Perhaps the ultimate second-hand book on Bibliophilia to find its way into a second-hand bookshop, complete with the Bibliophile’s idiosyncratic points to distinguish this particular copy as a First Edition, First State, is A. Edward Newton’s “The Amenities of Book-Collecting and Kindred Affections.” A copy happened into the Russian Hill Bookstore this past week, and I happened upon it. Using my left thumb, and holding the title open at a proper ninety-degree angle, I “thumbed” through the beauty of the points, as it were. I daresay I had to request a tissue from the proprietor as my hands began to perspire with each passing particularity. A fever-dream indeed. And as I thumbed, so shall we now count, in reverse order of import, the points, thus:

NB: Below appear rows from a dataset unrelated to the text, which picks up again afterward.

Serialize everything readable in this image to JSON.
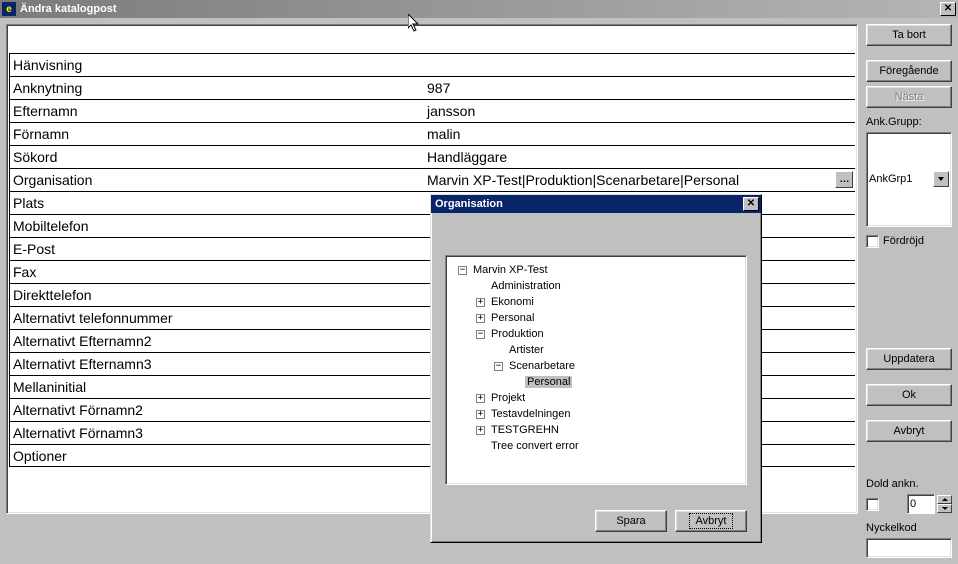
{
  "window": {
    "title": "Ändra katalogpost"
  },
  "rows": [
    {
      "label": "Hänvisning",
      "value": ""
    },
    {
      "label": "Anknytning",
      "value": "987"
    },
    {
      "label": "Efternamn",
      "value": "jansson"
    },
    {
      "label": "Förnamn",
      "value": "malin"
    },
    {
      "label": "Sökord",
      "value": "Handläggare"
    },
    {
      "label": "Organisation",
      "value": "Marvin XP-Test|Produktion|Scenarbetare|Personal",
      "browse": true
    },
    {
      "label": "Plats",
      "value": ""
    },
    {
      "label": "Mobiltelefon",
      "value": ""
    },
    {
      "label": "E-Post",
      "value": ""
    },
    {
      "label": "Fax",
      "value": ""
    },
    {
      "label": "Direkttelefon",
      "value": ""
    },
    {
      "label": "Alternativt telefonnummer",
      "value": ""
    },
    {
      "label": "Alternativt Efternamn2",
      "value": ""
    },
    {
      "label": "Alternativt Efternamn3",
      "value": ""
    },
    {
      "label": "Mellaninitial",
      "value": ""
    },
    {
      "label": "Alternativt Förnamn2",
      "value": ""
    },
    {
      "label": "Alternativt Förnamn3",
      "value": ""
    },
    {
      "label": "Optioner",
      "value": ""
    }
  ],
  "buttons": {
    "delete": "Ta bort",
    "prev": "Föregående",
    "next": "Nästa",
    "group_label": "Ank.Grupp:",
    "group_value": "AnkGrp1",
    "delayed": "Fördröjd",
    "update": "Uppdatera",
    "ok": "Ok",
    "cancel": "Avbryt",
    "hidden_ext": "Dold ankn.",
    "spinner_value": "0",
    "keycode": "Nyckelkod"
  },
  "modal": {
    "title": "Organisation",
    "save": "Spara",
    "cancel": "Avbryt",
    "tree": [
      {
        "indent": 0,
        "toggle": "-",
        "label": "Marvin XP-Test"
      },
      {
        "indent": 1,
        "toggle": "",
        "label": "Administration"
      },
      {
        "indent": 1,
        "toggle": "+",
        "label": "Ekonomi"
      },
      {
        "indent": 1,
        "toggle": "+",
        "label": "Personal"
      },
      {
        "indent": 1,
        "toggle": "-",
        "label": "Produktion"
      },
      {
        "indent": 2,
        "toggle": "",
        "label": "Artister"
      },
      {
        "indent": 2,
        "toggle": "-",
        "label": "Scenarbetare"
      },
      {
        "indent": 3,
        "toggle": "",
        "label": "Personal",
        "selected": true
      },
      {
        "indent": 1,
        "toggle": "+",
        "label": "Projekt"
      },
      {
        "indent": 1,
        "toggle": "+",
        "label": "Testavdelningen"
      },
      {
        "indent": 1,
        "toggle": "+",
        "label": "TESTGREHN"
      },
      {
        "indent": 1,
        "toggle": "",
        "label": "Tree convert error"
      }
    ]
  }
}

  • Tan cloth covered spine.
  • Colored caricature of Dickens and Thackeray as frontis, with tissue guard opposite!
  • The exclusion of an index found in later printings!
  • The word “Piccadilly” found on page 268 – line 3, where the author mistakenly located the Carlton Hotel. In later printings this error was corrected to “the corner of Pall Mall and the Haymarket.”
  • Scarce erratat slip tipped-in between pages 268-269!

10 Jun

By

A second hand bookstore

June 10, 2013 | By |

A second-hand bookshop is like a small neighborhood recycling plant and orphanage of inanimate objects. Unwanted and neglected books will be taken in, dusted off, and given a gentle resting place until a new owner comes in, and a new home is found. Upon being shelved in their proper sections, old friends will become reacquainted. Old conversations will reignite. Pritchard and Proust …. Alcott and Alden …. Barre and Barth. They will take up where they left off, and talk about the chimera of youth, or the advantages of going to bed early. Their paper, and the knowledge printed there-on, will be reused. A mind will be reanimated. Sometimes a note written in the margin by a previous owner will rekindle a forgotten memory, and a new note will appear beside the old one. Numerous authors will develop a new story, note by note, owner by owner. The new story will be written in the margin next to the printed one, Proust or Alcott, or Pritchard or Barth. The books will come in and the books will go out in an infinite cycle of renewal. This is the story of a Second-Hand Bookshop.